The Japanese holiday season is inverted compared to the US. Christmas is spent as a partying frenzy and as we approach the New Year things slow down. The days before New Year, we spend cleaning our houses and preparing osechi. Osechi is food that keeps well and tastes OK cold. Cooking a lot of osechi allowed the women (who typically did the cooking in the house) to take a break for a few days during the new year. The idea is to cook up a bunch of osechi, eat your noodles, go to the shrine, ask for good luck, and take a break. During the first few days of the new year, you visit family, eat osechi and basically chill out.
I think this is more efficient than the US form where you wake up drunk and hung over on in the New Year with a fuzzy recollection of a bunch of unrealistic New Years resolutions.

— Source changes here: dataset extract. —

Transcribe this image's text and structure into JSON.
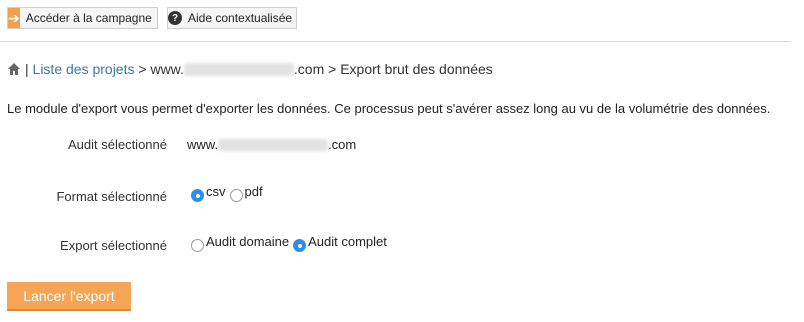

Yesterday, I helped Mizuka clean the house, she did most of the cooking (osechi is a bit of an art) and we had her family over for New Years osechi brunch. I passed out (sober) on the floor cuddling with Bo and slept for 18 hours.